That seems unlikely, but it's a possibility that some Russian analysts have been discussing lately, as discussions between Turkmenistan and its would-be European partners over the pipeline have advanced.
For example, in an article in Nezavisimaya Gazeta and translated in Itar-Tass:
The building of TCP will mean de-facto the recognition of the division of the Caspian Sea into sectors. This is absolutely unacceptable for Russia, and it will have to take action, similar to the operation for the compelling of Georgia to peace. “This time it will have to compel Ashkhabad and Baku to observe international law, probably, with the help of air strikes, if they do not understand any other language. Remembering what NATO did in Yugoslavia, Afghanistan, Iraq and Libya, Russia has no barriers, moral or legal ones, for the use of force in the Caspian Sea,” [Mikheil] Alexandrov [of the Institute of CIS Countries] believes.
And News.Az interviewed Konstantin Simonov, director general of the Russian National Energy Security Fund:
Many people call me a hawk, but I do not deny that this is a matter of prestige of the state – whether Russia is ready to tolerate such an outright move of disrespect. If Russia’s allows to treat itself in a way Tajikistan did a couple of days ago trying the crew of the Russian aircraft, the Trans-Caspian gas pipeline will become possible.
But what we see today is that Turkmenistan, despite the support from Washington and Brussels, is not ready to risk yet. I am very doubtful that Russia will tolerate it. Moreover, the reaction can be very hard up to some sort of military conflict in the Caspian Sea.
Is Turkmenistan ready for this? I have great doubts in this regard.
In mid-October, Russian President Dmitry Medvedev held a meeting with permanent members of the Security Council on cooperation between the EU and the problems of Trans-Caspian pipeline. The Russian leader stressed that Russia must formulate its position and "bring it to the attention of our partners in the Caspian Sea should they make certain decisions."
Russia, obviously, has an interest in stopping gas from Turkmenistan from going to Europe, as it would reduce Gazprom's market share in Europe. Given that this could substantially reduce Russia's income from natural gas, which has been the main driver of its boom over the last decade, it would seem to be pretty solidly in the national interest to keep such a pipeline from materializing. But does that mean they would resort to air strikes against Azerbaijan and Turkmenistan, as Alexandrov suggests?
To bomb another country simply for building a pipeline would be beyond the pale. So (and this will start to be wildly speculative) Russia would need a pretext to intervene, and it's hard to imagine an appropriate one arising in that region.

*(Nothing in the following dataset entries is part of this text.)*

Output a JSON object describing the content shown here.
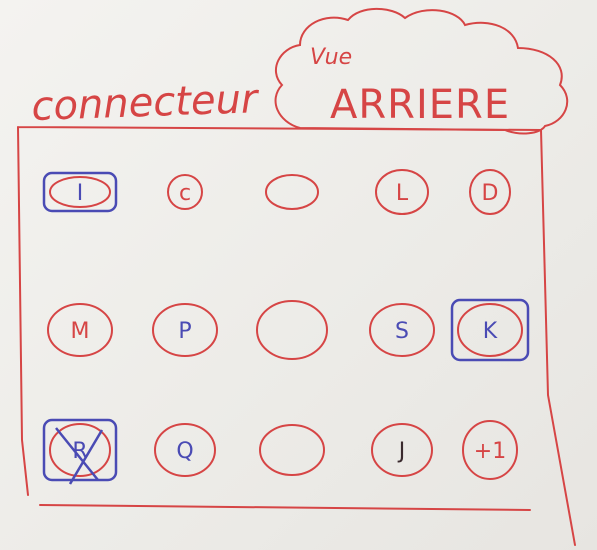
{
  "title": {
    "prefix": "connecteur",
    "view_word": "Vue",
    "view_side": "ARRIERE"
  },
  "colors": {
    "red": "#d64545",
    "blue": "#4a4bb4",
    "dark": "#3a2a2e"
  },
  "connector": {
    "rows": [
      {
        "pins": [
          {
            "label": "I",
            "shape": "square",
            "ink": "blue",
            "marked": true
          },
          {
            "label": "c",
            "shape": "circle",
            "ink": "red",
            "marked": false
          },
          {
            "label": "",
            "shape": "circle",
            "ink": "red",
            "marked": false
          },
          {
            "label": "L",
            "shape": "circle",
            "ink": "red",
            "marked": false
          },
          {
            "label": "D",
            "shape": "circle",
            "ink": "red",
            "marked": false
          }
        ]
      },
      {
        "pins": [
          {
            "label": "M",
            "shape": "circle",
            "ink": "red",
            "marked": false
          },
          {
            "label": "P",
            "shape": "circle",
            "ink": "blue",
            "marked": false
          },
          {
            "label": "",
            "shape": "circle",
            "ink": "red",
            "marked": false
          },
          {
            "label": "S",
            "shape": "circle",
            "ink": "blue",
            "marked": false
          },
          {
            "label": "K",
            "shape": "square",
            "ink": "blue",
            "marked": true
          }
        ]
      },
      {
        "pins": [
          {
            "label": "R",
            "shape": "square",
            "ink": "blue",
            "marked": true
          },
          {
            "label": "Q",
            "shape": "circle",
            "ink": "blue",
            "marked": false
          },
          {
            "label": "",
            "shape": "circle",
            "ink": "red",
            "marked": false
          },
          {
            "label": "J",
            "shape": "circle",
            "ink": "dark",
            "marked": false
          },
          {
            "label": "+1",
            "shape": "circle",
            "ink": "red",
            "marked": false
          }
        ]
      }
    ]
  }
}
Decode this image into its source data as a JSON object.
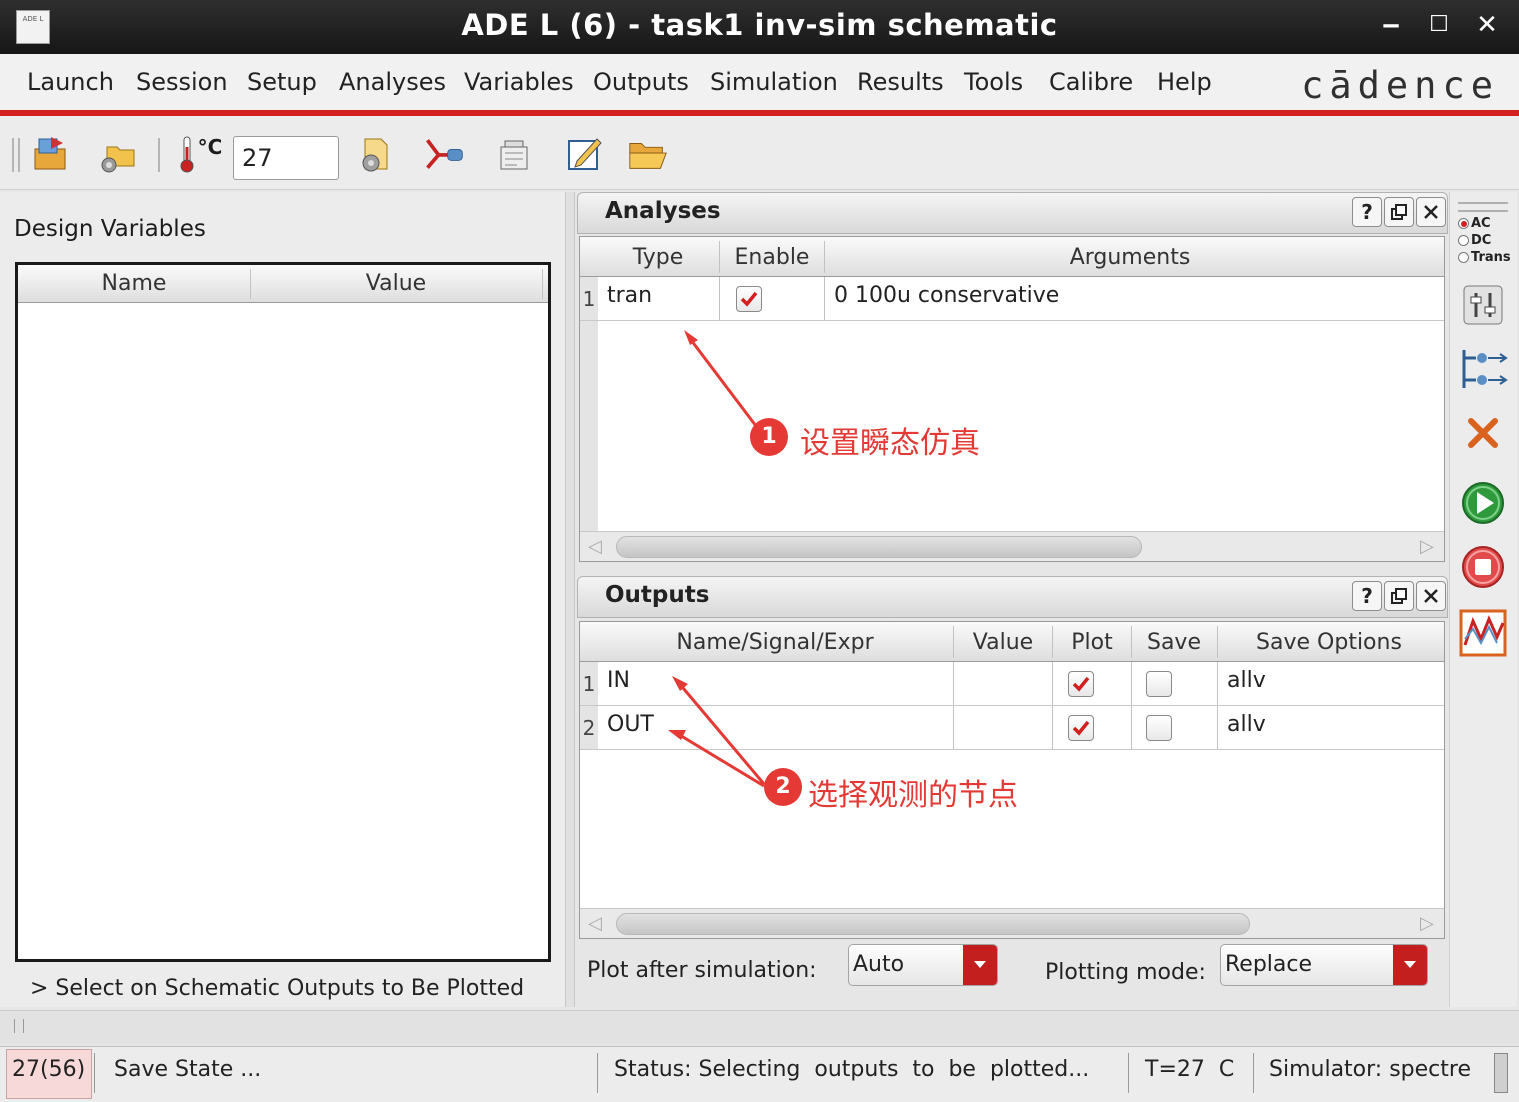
{
  "window": {
    "title": "ADE L (6) - task1 inv-sim schematic",
    "app_icon_text": "ADE L",
    "min_glyph": "‒",
    "max_glyph": "☐",
    "close_glyph": "✕"
  },
  "menu": {
    "items": [
      "Launch",
      "Session",
      "Setup",
      "Analyses",
      "Variables",
      "Outputs",
      "Simulation",
      "Results",
      "Tools",
      "Calibre",
      "Help"
    ],
    "brand": "cādence"
  },
  "toolbar": {
    "temp_unit": "°C",
    "temperature": "27"
  },
  "design_variables": {
    "title": "Design Variables",
    "columns": [
      "Name",
      "Value"
    ],
    "rows": [],
    "hint": "> Select on Schematic Outputs to Be Plotted"
  },
  "analyses": {
    "title": "Analyses",
    "help_btn": "?",
    "columns": [
      "Type",
      "Enable",
      "Arguments"
    ],
    "rows": [
      {
        "num": "1",
        "type": "tran",
        "enabled": true,
        "arguments": "0 100u conservative"
      }
    ]
  },
  "outputs": {
    "title": "Outputs",
    "help_btn": "?",
    "columns": [
      "Name/Signal/Expr",
      "Value",
      "Plot",
      "Save",
      "Save Options"
    ],
    "rows": [
      {
        "num": "1",
        "name": "IN",
        "value": "",
        "plot": true,
        "save": false,
        "save_options": "allv"
      },
      {
        "num": "2",
        "name": "OUT",
        "value": "",
        "plot": true,
        "save": false,
        "save_options": "allv"
      }
    ]
  },
  "plot_controls": {
    "plot_after_label": "Plot after simulation:",
    "plot_after_value": "Auto",
    "plotting_mode_label": "Plotting mode:",
    "plotting_mode_value": "Replace"
  },
  "annotations": [
    {
      "num": "1",
      "text": "设置瞬态仿真"
    },
    {
      "num": "2",
      "text": "选择观测的节点"
    }
  ],
  "right_strip": {
    "analysis_options": [
      {
        "label": "AC",
        "selected": true
      },
      {
        "label": "DC",
        "selected": false
      },
      {
        "label": "Trans",
        "selected": false
      }
    ],
    "icons": [
      "tune-icon",
      "netlist-icon",
      "cancel-icon",
      "run-icon",
      "stop-icon",
      "waveform-icon"
    ]
  },
  "status": {
    "counter": "27(56)",
    "save_state": "Save State ...",
    "status_text": "Status: Selecting  outputs  to  be  plotted...",
    "temp_text": "T=27  C",
    "simulator": "Simulator: spectre"
  },
  "colors": {
    "accent_red": "#d21f1f",
    "annotation_red": "#e53935",
    "run_green": "#2e9a3c"
  }
}
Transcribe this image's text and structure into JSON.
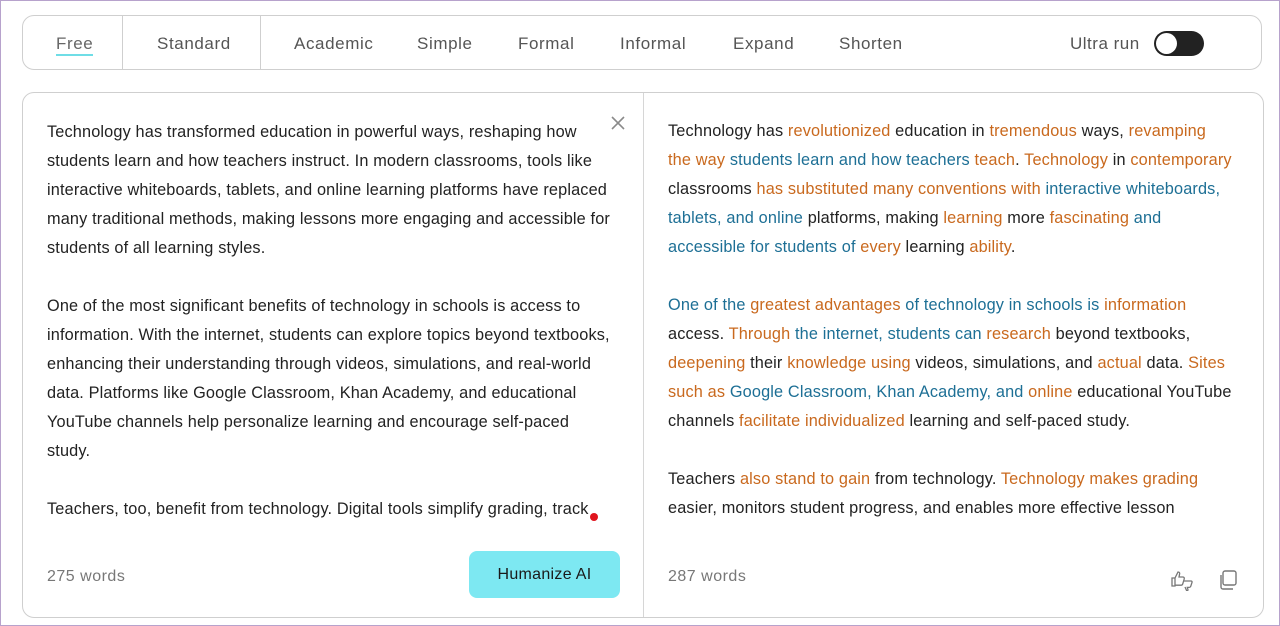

In any case, the recent bellicose rhetoric from Kremlin-connected commentators is almost certainly nothing more than saber-rattling intended to spook potential partners and investors. But if they don't get spooked and the pipeline looks like it's going forward, things could get interesting.